Stored entries

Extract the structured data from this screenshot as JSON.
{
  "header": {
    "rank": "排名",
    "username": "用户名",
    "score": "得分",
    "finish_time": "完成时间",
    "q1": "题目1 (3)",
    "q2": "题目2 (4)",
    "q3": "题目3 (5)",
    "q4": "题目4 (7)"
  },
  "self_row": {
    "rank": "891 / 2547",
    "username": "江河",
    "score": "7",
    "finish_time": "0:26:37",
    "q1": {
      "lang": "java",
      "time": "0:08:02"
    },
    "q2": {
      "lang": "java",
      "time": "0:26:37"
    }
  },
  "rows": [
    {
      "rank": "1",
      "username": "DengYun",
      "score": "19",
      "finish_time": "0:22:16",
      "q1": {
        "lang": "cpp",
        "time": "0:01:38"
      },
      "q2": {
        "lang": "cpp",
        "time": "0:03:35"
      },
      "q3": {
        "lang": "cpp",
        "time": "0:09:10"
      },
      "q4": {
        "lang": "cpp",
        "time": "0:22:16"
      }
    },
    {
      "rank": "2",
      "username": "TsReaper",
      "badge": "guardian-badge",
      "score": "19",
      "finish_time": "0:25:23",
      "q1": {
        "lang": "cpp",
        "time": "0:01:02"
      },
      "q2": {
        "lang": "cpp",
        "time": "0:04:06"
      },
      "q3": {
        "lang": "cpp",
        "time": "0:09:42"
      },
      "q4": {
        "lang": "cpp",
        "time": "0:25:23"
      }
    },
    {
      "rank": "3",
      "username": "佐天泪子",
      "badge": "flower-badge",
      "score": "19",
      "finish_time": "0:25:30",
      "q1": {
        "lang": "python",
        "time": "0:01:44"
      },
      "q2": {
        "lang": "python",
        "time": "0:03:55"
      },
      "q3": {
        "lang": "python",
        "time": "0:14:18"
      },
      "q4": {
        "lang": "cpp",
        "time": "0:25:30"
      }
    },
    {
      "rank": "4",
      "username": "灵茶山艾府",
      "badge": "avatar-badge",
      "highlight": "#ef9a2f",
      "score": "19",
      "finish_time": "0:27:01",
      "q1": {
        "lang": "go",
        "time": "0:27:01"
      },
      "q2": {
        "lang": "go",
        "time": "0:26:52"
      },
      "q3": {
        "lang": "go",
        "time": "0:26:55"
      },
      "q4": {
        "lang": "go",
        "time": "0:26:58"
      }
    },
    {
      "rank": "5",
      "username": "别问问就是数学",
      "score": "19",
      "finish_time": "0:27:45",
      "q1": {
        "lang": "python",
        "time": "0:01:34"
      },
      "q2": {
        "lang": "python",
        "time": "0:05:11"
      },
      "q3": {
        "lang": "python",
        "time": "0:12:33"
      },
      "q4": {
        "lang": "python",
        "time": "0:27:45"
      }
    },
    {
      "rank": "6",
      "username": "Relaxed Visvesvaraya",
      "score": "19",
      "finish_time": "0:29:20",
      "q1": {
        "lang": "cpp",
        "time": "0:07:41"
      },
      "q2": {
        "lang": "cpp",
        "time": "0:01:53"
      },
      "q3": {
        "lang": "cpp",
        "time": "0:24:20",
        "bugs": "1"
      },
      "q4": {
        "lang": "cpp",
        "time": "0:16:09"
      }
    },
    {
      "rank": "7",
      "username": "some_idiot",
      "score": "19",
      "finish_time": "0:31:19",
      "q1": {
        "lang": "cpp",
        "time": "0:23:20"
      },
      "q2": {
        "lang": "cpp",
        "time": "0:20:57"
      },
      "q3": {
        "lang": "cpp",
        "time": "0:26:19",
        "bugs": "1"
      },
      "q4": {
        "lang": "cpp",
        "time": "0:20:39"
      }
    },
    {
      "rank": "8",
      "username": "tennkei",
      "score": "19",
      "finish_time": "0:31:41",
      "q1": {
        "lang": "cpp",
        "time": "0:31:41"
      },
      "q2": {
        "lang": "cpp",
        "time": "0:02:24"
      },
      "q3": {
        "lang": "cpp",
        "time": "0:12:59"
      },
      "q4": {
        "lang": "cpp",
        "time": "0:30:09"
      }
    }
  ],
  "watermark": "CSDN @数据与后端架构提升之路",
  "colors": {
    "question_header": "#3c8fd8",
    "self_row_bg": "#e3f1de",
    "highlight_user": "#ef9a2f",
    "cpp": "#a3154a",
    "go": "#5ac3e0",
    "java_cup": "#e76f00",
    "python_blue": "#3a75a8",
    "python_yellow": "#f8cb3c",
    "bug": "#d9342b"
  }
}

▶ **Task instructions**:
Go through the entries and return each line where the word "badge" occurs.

▶ **Result of the exercise**:
      "badge": "guardian-badge",
      "badge": "flower-badge",
      "badge": "avatar-badge",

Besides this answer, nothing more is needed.